(Dataset rows for apps and sites)
········

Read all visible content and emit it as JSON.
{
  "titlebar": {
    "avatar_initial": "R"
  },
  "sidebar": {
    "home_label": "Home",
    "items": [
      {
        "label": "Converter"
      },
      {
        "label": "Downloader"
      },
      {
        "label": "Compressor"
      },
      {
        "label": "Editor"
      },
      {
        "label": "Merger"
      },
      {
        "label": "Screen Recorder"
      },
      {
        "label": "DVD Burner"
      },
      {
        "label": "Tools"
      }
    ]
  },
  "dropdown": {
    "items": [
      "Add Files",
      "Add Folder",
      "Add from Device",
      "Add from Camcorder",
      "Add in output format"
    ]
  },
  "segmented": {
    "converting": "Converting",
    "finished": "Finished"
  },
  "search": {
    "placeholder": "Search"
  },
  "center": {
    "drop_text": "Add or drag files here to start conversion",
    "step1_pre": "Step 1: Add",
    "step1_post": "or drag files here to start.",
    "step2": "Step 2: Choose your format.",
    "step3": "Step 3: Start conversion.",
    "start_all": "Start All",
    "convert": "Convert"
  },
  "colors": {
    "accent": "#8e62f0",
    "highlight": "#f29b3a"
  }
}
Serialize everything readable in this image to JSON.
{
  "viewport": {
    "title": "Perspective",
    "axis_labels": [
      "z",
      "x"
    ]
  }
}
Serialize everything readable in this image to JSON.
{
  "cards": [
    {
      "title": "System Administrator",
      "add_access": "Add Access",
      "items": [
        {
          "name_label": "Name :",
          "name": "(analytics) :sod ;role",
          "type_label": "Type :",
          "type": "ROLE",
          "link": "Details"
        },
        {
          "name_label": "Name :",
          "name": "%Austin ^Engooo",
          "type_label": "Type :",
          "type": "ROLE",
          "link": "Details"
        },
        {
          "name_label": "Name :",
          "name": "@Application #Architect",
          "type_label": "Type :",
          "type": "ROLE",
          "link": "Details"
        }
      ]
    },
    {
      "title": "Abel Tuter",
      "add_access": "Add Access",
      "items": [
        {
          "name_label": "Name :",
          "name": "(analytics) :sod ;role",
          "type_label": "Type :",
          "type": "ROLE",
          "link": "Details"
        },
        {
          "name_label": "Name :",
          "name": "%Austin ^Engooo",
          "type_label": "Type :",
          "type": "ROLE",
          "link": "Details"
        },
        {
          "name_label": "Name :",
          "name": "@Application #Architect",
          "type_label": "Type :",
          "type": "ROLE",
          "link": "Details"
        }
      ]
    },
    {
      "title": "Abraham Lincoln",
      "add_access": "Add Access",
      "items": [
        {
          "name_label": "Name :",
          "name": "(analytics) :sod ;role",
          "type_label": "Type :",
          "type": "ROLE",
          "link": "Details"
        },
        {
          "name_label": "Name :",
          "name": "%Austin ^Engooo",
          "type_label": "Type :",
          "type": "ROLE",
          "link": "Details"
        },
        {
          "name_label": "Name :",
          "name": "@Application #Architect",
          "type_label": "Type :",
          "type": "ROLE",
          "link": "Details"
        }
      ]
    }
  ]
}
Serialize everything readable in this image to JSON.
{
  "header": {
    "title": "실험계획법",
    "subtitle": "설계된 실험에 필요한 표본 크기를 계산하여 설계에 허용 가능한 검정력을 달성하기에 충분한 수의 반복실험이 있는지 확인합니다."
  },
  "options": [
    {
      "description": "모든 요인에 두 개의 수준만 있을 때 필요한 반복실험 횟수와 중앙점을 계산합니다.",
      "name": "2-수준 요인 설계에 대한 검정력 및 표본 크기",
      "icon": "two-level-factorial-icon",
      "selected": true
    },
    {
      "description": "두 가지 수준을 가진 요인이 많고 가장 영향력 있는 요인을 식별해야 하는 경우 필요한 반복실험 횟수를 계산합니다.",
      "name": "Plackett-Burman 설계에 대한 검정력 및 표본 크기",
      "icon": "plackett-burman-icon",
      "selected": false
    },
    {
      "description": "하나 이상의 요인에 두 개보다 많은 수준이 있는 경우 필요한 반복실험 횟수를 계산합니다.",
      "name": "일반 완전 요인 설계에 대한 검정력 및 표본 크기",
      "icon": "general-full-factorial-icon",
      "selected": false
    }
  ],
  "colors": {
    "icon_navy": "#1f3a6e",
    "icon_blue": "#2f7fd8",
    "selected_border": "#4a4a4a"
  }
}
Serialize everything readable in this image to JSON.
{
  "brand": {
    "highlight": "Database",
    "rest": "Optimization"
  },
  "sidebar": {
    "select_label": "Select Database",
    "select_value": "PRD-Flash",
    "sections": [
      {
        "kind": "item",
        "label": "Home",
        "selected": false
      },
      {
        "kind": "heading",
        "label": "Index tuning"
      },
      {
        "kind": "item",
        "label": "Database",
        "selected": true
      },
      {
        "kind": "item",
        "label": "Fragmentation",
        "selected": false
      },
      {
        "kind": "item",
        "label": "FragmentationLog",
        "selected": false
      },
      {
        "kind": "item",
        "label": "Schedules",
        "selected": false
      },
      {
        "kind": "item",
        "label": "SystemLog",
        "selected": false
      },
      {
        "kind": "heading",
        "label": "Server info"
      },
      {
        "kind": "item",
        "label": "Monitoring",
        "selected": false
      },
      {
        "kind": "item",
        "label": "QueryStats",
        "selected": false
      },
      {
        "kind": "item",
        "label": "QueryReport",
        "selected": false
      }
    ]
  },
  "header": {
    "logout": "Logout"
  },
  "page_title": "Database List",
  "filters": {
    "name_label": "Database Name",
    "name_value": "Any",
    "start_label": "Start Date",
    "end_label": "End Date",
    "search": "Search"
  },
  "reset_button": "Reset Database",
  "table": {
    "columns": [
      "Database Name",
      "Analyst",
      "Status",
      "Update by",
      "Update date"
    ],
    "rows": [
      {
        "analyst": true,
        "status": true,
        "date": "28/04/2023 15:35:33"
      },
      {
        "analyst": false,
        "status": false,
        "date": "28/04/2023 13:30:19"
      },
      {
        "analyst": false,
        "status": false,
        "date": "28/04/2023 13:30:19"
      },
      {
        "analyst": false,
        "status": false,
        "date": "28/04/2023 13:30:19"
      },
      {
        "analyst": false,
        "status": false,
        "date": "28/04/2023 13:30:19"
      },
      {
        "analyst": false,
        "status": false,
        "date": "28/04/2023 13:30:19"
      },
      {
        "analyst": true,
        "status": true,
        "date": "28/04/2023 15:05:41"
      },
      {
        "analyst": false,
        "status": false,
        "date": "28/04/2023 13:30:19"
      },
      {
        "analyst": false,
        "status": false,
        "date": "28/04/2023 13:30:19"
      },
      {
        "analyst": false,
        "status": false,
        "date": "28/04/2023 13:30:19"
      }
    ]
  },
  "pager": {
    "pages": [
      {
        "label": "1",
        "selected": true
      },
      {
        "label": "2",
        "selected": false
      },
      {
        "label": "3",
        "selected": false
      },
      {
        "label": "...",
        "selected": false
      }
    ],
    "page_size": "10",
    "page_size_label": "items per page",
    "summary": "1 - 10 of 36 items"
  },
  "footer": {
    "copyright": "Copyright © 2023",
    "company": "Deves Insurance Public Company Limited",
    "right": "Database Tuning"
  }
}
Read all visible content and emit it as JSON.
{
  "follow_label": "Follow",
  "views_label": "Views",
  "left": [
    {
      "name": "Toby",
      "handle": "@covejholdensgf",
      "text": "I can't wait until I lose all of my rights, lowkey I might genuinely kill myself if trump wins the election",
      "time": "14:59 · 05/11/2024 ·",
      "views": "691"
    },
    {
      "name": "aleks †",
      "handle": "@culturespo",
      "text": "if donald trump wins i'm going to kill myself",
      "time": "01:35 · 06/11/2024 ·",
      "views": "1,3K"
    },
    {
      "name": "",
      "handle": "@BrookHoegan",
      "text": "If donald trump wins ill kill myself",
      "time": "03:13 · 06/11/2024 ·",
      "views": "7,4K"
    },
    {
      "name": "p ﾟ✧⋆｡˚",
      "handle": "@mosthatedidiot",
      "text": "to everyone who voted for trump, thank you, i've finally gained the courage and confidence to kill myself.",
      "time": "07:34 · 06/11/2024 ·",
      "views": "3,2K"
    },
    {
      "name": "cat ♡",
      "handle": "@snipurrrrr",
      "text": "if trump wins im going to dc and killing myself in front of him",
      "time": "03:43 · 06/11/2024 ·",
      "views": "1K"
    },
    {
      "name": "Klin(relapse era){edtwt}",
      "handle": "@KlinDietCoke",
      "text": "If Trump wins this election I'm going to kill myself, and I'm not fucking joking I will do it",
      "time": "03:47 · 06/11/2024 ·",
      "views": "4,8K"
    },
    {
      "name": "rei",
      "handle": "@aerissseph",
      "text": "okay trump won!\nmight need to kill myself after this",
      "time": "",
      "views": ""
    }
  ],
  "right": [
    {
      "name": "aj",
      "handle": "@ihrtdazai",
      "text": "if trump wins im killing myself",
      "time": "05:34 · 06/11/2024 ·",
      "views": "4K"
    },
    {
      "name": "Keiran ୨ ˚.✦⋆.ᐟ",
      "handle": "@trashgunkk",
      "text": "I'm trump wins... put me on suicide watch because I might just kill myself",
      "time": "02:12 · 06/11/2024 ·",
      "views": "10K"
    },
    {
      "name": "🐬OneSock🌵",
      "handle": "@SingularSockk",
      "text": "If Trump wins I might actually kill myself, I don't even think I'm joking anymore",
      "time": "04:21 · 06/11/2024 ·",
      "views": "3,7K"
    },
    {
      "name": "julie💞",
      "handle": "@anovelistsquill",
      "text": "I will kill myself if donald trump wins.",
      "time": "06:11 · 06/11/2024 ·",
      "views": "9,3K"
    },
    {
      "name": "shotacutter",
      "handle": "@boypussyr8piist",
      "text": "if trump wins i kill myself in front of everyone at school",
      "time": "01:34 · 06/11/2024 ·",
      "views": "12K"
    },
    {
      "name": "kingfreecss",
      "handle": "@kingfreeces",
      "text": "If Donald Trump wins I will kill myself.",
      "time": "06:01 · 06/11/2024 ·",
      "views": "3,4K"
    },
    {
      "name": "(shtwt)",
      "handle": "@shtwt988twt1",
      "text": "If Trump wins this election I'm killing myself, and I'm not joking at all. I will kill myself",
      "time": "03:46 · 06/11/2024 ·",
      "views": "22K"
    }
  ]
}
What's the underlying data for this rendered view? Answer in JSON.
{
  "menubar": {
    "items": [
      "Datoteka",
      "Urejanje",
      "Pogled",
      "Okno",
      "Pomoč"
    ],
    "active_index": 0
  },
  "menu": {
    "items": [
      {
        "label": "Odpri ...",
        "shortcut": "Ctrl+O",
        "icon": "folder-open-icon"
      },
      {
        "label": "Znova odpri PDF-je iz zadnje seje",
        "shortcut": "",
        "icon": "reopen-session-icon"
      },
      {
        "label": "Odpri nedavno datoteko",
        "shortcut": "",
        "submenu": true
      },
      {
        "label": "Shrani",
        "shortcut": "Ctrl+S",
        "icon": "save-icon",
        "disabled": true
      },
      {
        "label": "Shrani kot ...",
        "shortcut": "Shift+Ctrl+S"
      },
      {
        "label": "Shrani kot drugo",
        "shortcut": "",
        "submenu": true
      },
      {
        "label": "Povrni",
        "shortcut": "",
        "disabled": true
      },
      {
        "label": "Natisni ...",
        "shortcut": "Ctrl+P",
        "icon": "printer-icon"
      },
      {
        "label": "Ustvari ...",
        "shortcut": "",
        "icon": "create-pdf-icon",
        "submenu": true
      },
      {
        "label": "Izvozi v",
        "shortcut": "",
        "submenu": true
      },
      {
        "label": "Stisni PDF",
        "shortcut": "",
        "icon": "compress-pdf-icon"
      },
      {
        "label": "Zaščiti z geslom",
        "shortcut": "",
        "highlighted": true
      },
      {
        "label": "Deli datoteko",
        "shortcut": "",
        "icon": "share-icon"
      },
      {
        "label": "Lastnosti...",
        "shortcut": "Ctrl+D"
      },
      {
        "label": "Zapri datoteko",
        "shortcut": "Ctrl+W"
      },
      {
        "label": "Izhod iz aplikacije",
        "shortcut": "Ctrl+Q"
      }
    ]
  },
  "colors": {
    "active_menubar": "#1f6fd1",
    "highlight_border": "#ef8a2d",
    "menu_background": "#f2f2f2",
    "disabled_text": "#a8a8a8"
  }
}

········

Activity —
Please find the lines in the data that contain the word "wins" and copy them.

Result of this task —
      "text": "I can't wait until I lose all of my rights, lowkey I might genuinely kill myself if trump wins the election",
      "text": "if donald trump wins i'm going to kill myself",
      "text": "If donald trump wins ill kill myself",
      "text": "if trump wins im going to dc and killing myself in front of him",
      "text": "If Trump wins this election I'm going to kill myself, and I'm not fucking joking I will do it",
      "text": "if trump wins im killing myself",
      "text": "I'm trump wins... put me on suicide watch because I might just kill myself",
      "text": "If Trump wins I might actually kill myself, I don't even think I'm joking anymore",
      "text": "I will kill myself if donald trump wins.",
      "text": "if trump wins i kill myself in front of everyone at school",
      "text": "If Donald Trump wins I will kill myself.",
      "text": "If Trump wins this election I'm killing myself, and I'm not joking at all. I will kill myself",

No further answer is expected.